To get the full details of the attack, which are extremely fascinating, I would look into the article linked at the top of this post. There are a ton of depth and built-in workarounds to combat the systems of control that GitHub has in place to protect its infrastructure from attack.

What is the Threat of a Poorly Secured Code Repository?

Supply chain attacks have become commonplace in software development. Companies are constantly chasing CVEs from packages that are either not being well maintained by the community or are being maintained but companies are not allocating enough funding to keep their software in line with community updates.

The most pronounced threat in recent memory was Log4j remote code execution bug found in versions below 2.16. This allowed attackers to craft a simple attack that was able to quickly run arbitrary code that could have real consequences.

Companies all over the planet rushed to update their code bases. You can find massive Reddit threads that were discussing their companies' responses to the issue. I would imagine, even with all of the industry hype, this vulnerability still exists in the wild and is still being exploited.

How can something like this be avoided in the future? People familiar with DevOps automation will quickly reply by adding more automation to their environments and building systems. While I completely agree with this response, if automation is added irresponsibly the threat landscape you are looking at will broaden very quickly.

In high school, I was enrolled in vocational education where I learned how to build a shed. It was a pretty awesome experience and I learned a lot. The shop teacher in charge of running the class and keeping the students safe was generally opposed to using power tools to aid in our learning. When approached as to why his response was simply this; "power tools are just going to ensure that you kids screw something up faster than with hand tools".

When adding automation to an environment, especially in concert with code repositories and build systems, you are opening yourself up to a lot of risks that need to be mitigated. If your pipelines are fully automated from commit through production, then all it takes is one simple push before disaster strikes.

Tom Scott from "Things You Might Not Know" does a pretty good theoretical exercise about how quickly things can go wrong in a scenario like this. I have added the video below.

Single Point of Failure: The (Fictional) Day Google Forgot To Check Passwords

Single Point of Failure: The (Fictional) Day Google Forgot To Check Passwords

What Does PurpleUchin mean for DevOps and Automation?

PURPLEURCHIN appears to be a fairly sophisticated vehicle to utilize free computing resources to mine cryptocurrency.
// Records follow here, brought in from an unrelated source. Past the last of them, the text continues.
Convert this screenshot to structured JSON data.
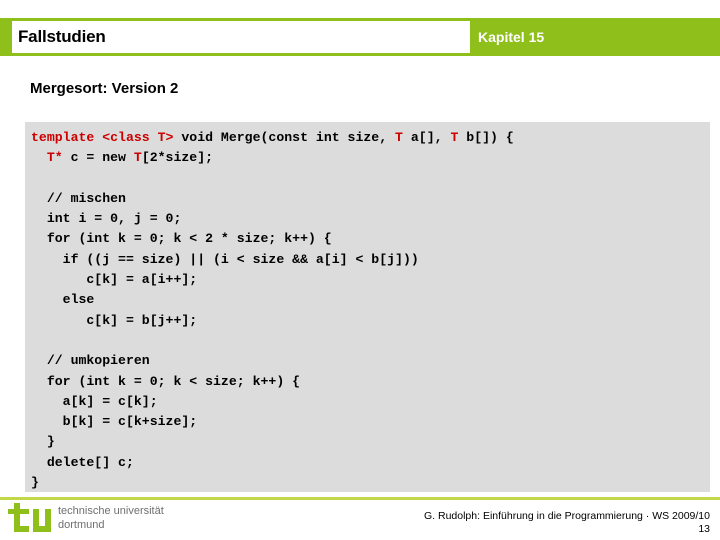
{
  "header": {
    "title": "Fallstudien",
    "chapter": "Kapitel 15",
    "accent_color": "#8fbf1b"
  },
  "slide": {
    "title": "Mergesort: Version 2"
  },
  "code": {
    "background_color": "#dcdcdc",
    "keyword_color": "#cc0000",
    "text_color": "#000000",
    "lines": [
      {
        "segments": [
          {
            "text": "template <class T>",
            "style": "kw"
          },
          {
            "text": " void Merge(const int size, ",
            "style": "plain"
          },
          {
            "text": "T",
            "style": "kw"
          },
          {
            "text": " a[], ",
            "style": "plain"
          },
          {
            "text": "T",
            "style": "kw"
          },
          {
            "text": " b[]) {",
            "style": "plain"
          }
        ]
      },
      {
        "segments": [
          {
            "text": "  ",
            "style": "plain"
          },
          {
            "text": "T*",
            "style": "kw"
          },
          {
            "text": " c = new ",
            "style": "plain"
          },
          {
            "text": "T",
            "style": "kw"
          },
          {
            "text": "[2*size];",
            "style": "plain"
          }
        ]
      },
      {
        "segments": [
          {
            "text": "",
            "style": "plain"
          }
        ]
      },
      {
        "segments": [
          {
            "text": "  // mischen",
            "style": "plain"
          }
        ]
      },
      {
        "segments": [
          {
            "text": "  int i = 0, j = 0;",
            "style": "plain"
          }
        ]
      },
      {
        "segments": [
          {
            "text": "  for (int k = 0; k < 2 * size; k++) {",
            "style": "plain"
          }
        ]
      },
      {
        "segments": [
          {
            "text": "    if ((j == size) || (i < size && a[i] < b[j]))",
            "style": "plain"
          }
        ]
      },
      {
        "segments": [
          {
            "text": "       c[k] = a[i++];",
            "style": "plain"
          }
        ]
      },
      {
        "segments": [
          {
            "text": "    else",
            "style": "plain"
          }
        ]
      },
      {
        "segments": [
          {
            "text": "       c[k] = b[j++];",
            "style": "plain"
          }
        ]
      },
      {
        "segments": [
          {
            "text": "",
            "style": "plain"
          }
        ]
      },
      {
        "segments": [
          {
            "text": "  // umkopieren",
            "style": "plain"
          }
        ]
      },
      {
        "segments": [
          {
            "text": "  for (int k = 0; k < size; k++) {",
            "style": "plain"
          }
        ]
      },
      {
        "segments": [
          {
            "text": "    a[k] = c[k];",
            "style": "plain"
          }
        ]
      },
      {
        "segments": [
          {
            "text": "    b[k] = c[k+size];",
            "style": "plain"
          }
        ]
      },
      {
        "segments": [
          {
            "text": "  }",
            "style": "plain"
          }
        ]
      },
      {
        "segments": [
          {
            "text": "  delete[] c;",
            "style": "plain"
          }
        ]
      },
      {
        "segments": [
          {
            "text": "}",
            "style": "plain"
          }
        ]
      }
    ]
  },
  "footer": {
    "logo_line1": "technische universität",
    "logo_line2": "dortmund",
    "logo_mark_color": "#8fbf1b",
    "credit": "G. Rudolph: Einführung in die Programmierung · WS 2009/10",
    "page_number": "13",
    "rule_color": "#c3d848"
  }
}
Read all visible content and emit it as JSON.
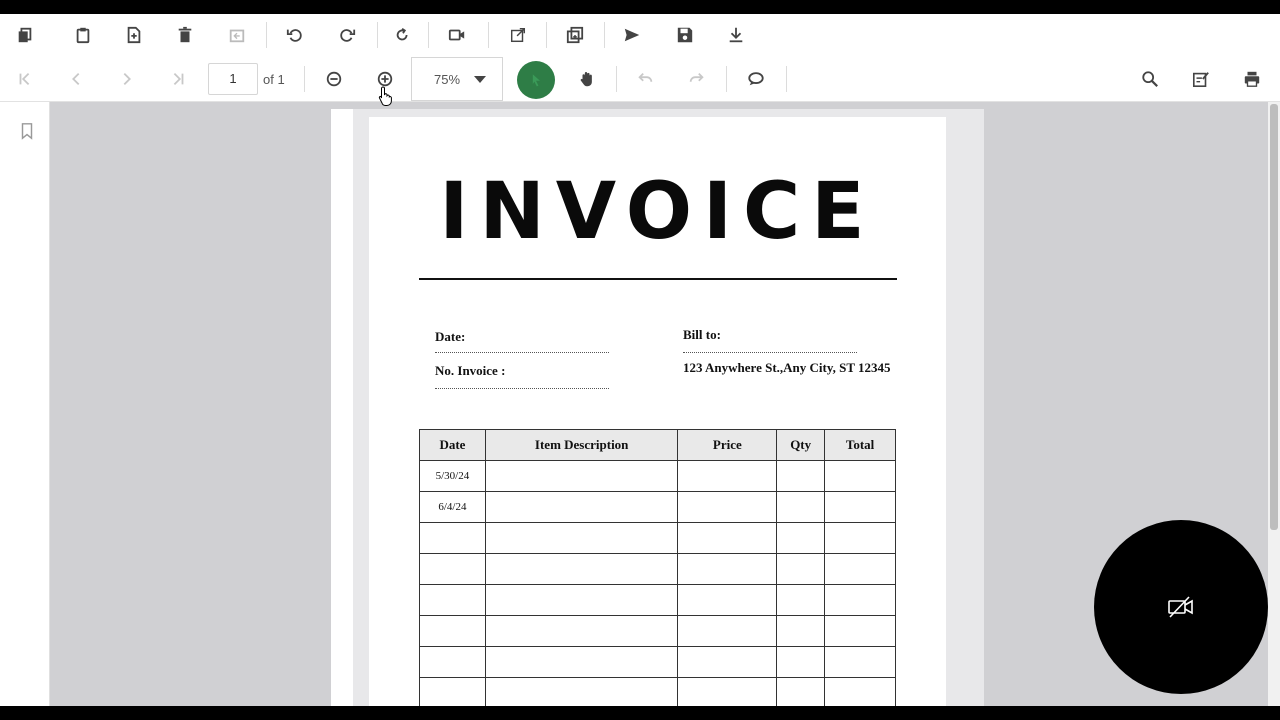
{
  "toolbar_primary": {
    "icons": [
      "copy-icon",
      "paste-icon",
      "insert-page-icon",
      "delete-icon",
      "extract-icon",
      "rotate-left-icon",
      "rotate-right-icon",
      "refresh-icon",
      "video-icon",
      "open-external-icon",
      "duplicate-icon",
      "send-icon",
      "save-icon",
      "download-icon"
    ]
  },
  "navigation": {
    "page_value": "1",
    "page_total_label": "of 1",
    "zoom_value": "75%"
  },
  "colors": {
    "accent_green": "#2e7d46",
    "viewer_bg": "#d0d0d3"
  },
  "document": {
    "title": "INVOICE",
    "date_label": "Date:",
    "invoice_no_label": "No. Invoice :",
    "bill_to_label": "Bill to:",
    "address": "123 Anywhere St.,Any City, ST 12345",
    "table": {
      "headers": [
        "Date",
        "Item Description",
        "Price",
        "Qty",
        "Total"
      ],
      "rows": [
        [
          "5/30/24",
          "",
          "",
          "",
          ""
        ],
        [
          "6/4/24",
          "",
          "",
          "",
          ""
        ],
        [
          "",
          "",
          "",
          "",
          ""
        ],
        [
          "",
          "",
          "",
          "",
          ""
        ],
        [
          "",
          "",
          "",
          "",
          ""
        ],
        [
          "",
          "",
          "",
          "",
          ""
        ],
        [
          "",
          "",
          "",
          "",
          ""
        ],
        [
          "",
          "",
          "",
          "",
          ""
        ]
      ]
    }
  }
}
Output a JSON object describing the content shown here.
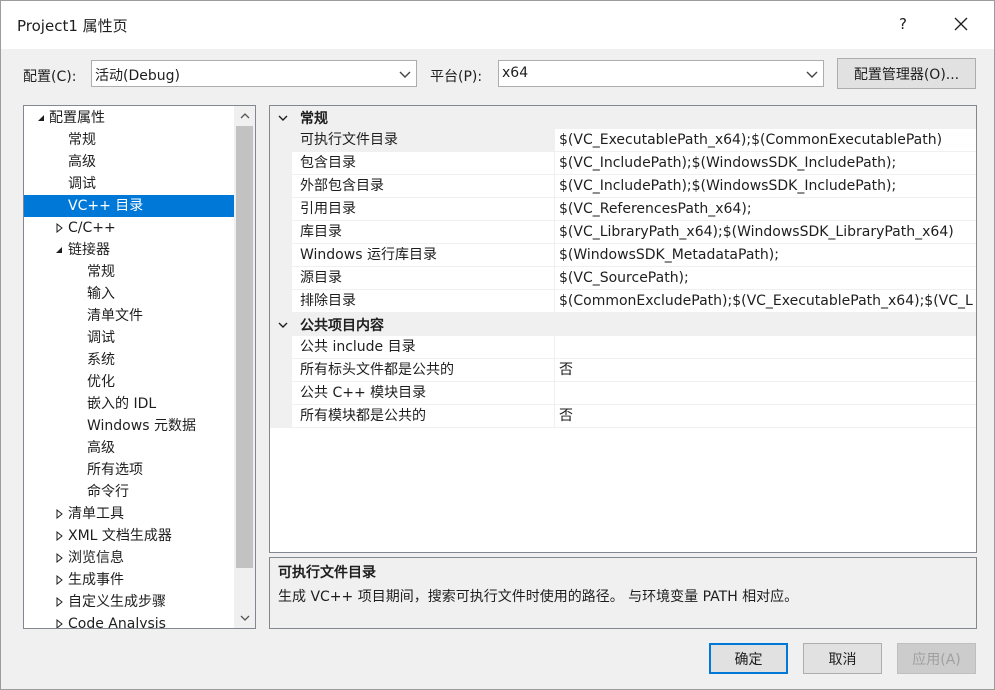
{
  "window": {
    "title": "Project1 属性页",
    "help": "?"
  },
  "config": {
    "config_label": "配置(C):",
    "config_value": "活动(Debug)",
    "platform_label": "平台(P):",
    "platform_value": "x64",
    "manager_button": "配置管理器(O)..."
  },
  "tree": {
    "items": [
      {
        "label": "配置属性",
        "expander": "expanded"
      },
      {
        "label": "常规",
        "expander": "none"
      },
      {
        "label": "高级",
        "expander": "none"
      },
      {
        "label": "调试",
        "expander": "none"
      },
      {
        "label": "VC++ 目录",
        "expander": "none",
        "selected": true
      },
      {
        "label": "C/C++",
        "expander": "collapsed"
      },
      {
        "label": "链接器",
        "expander": "expanded"
      },
      {
        "label": "常规",
        "expander": "none"
      },
      {
        "label": "输入",
        "expander": "none"
      },
      {
        "label": "清单文件",
        "expander": "none"
      },
      {
        "label": "调试",
        "expander": "none"
      },
      {
        "label": "系统",
        "expander": "none"
      },
      {
        "label": "优化",
        "expander": "none"
      },
      {
        "label": "嵌入的 IDL",
        "expander": "none"
      },
      {
        "label": "Windows 元数据",
        "expander": "none"
      },
      {
        "label": "高级",
        "expander": "none"
      },
      {
        "label": "所有选项",
        "expander": "none"
      },
      {
        "label": "命令行",
        "expander": "none"
      },
      {
        "label": "清单工具",
        "expander": "collapsed"
      },
      {
        "label": "XML 文档生成器",
        "expander": "collapsed"
      },
      {
        "label": "浏览信息",
        "expander": "collapsed"
      },
      {
        "label": "生成事件",
        "expander": "collapsed"
      },
      {
        "label": "自定义生成步骤",
        "expander": "collapsed"
      },
      {
        "label": "Code Analysis",
        "expander": "collapsed"
      }
    ]
  },
  "grid": {
    "categories": [
      {
        "name": "常规",
        "rows": [
          {
            "name": "可执行文件目录",
            "value": "$(VC_ExecutablePath_x64);$(CommonExecutablePath)"
          },
          {
            "name": "包含目录",
            "value": "$(VC_IncludePath);$(WindowsSDK_IncludePath);"
          },
          {
            "name": "外部包含目录",
            "value": "$(VC_IncludePath);$(WindowsSDK_IncludePath);"
          },
          {
            "name": "引用目录",
            "value": "$(VC_ReferencesPath_x64);"
          },
          {
            "name": "库目录",
            "value": "$(VC_LibraryPath_x64);$(WindowsSDK_LibraryPath_x64)"
          },
          {
            "name": "Windows 运行库目录",
            "value": "$(WindowsSDK_MetadataPath);"
          },
          {
            "name": "源目录",
            "value": "$(VC_SourcePath);"
          },
          {
            "name": "排除目录",
            "value": "$(CommonExcludePath);$(VC_ExecutablePath_x64);$(VC_L"
          }
        ]
      },
      {
        "name": "公共项目内容",
        "rows": [
          {
            "name": "公共 include 目录",
            "value": ""
          },
          {
            "name": "所有标头文件都是公共的",
            "value": "否"
          },
          {
            "name": "公共 C++ 模块目录",
            "value": ""
          },
          {
            "name": "所有模块都是公共的",
            "value": "否"
          }
        ]
      }
    ]
  },
  "description": {
    "title": "可执行文件目录",
    "text": "生成 VC++ 项目期间，搜索可执行文件时使用的路径。 与环境变量 PATH 相对应。"
  },
  "buttons": {
    "ok": "确定",
    "cancel": "取消",
    "apply": "应用(A)"
  },
  "icons": {
    "close": "close-icon",
    "dropdown": "chevron-down-icon",
    "tree_expanded": "triangle-expanded-icon",
    "tree_collapsed": "triangle-collapsed-icon",
    "category": "chevron-down-icon",
    "scroll_up": "scroll-up-icon",
    "scroll_down": "scroll-down-icon"
  },
  "colors": {
    "selection": "#0078d7",
    "background": "#f0f0f0",
    "default_button_border": "#0078d7"
  }
}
On its face, a group is just trying to make a buck.

On its face, it does not seem very threatening. This kind of attack really shows not only the creativity of attackers today, but it highlights how complex a company's technology stack has gotten, and how easy it is to hide inside of it.

Here are some questions that you can ask yourself to understand your level of visibility:

  • Would you know if all of the code that made it into production on your next release was intentionally put there by good actors?
  • Would you know if your servers are only running what you intended for them to be running?
  • Could a sidecar process be spun up by a bad actor and would anybody notice?
  • Does your automated testing stack take environmental considerations into account when passing a build?
  • Do you know what versions of 3rd party dependencies are running in your environment?
  • Would you know if a 3rd party dependency has been compromised?
  • Could you quickly replace a compromised dependency to ensure business continuity?
  • Do you know if your organization is utilizing GitHub Actions workflows that have been vetted by the security community?

Now, these questions may seem like a little bit of fear-mongering, and that is intentional. There are solutions for every single one of these already-solved problems on the market. In my experience, companies are not always going that extra mile to ensure that they are protected from threat actors.

The factors that compound all of this are speed and automation. I don't think anybody will dispute the argument that the technology space moves extremely quickly. On top of that, businesses must ship and release software at the pace of the market to remain competitive. Because of that speed, automation is generally employed as a stop-gap to maintain a consistent pace. Businesses have the possibility of leaving themselves exposed if those automated tools are not held to a higher standard than the software they are developing.


PURPLEURCHIN serves as another reminder about the time and attention we need to pay to our supply chain and automated tool stacks. While this particular attack does not constitute immediate concern for the technology community holistically like Log4J did, it serves as a great reminder that technology hygiene is as important as shipping valuable technology solutions to the market.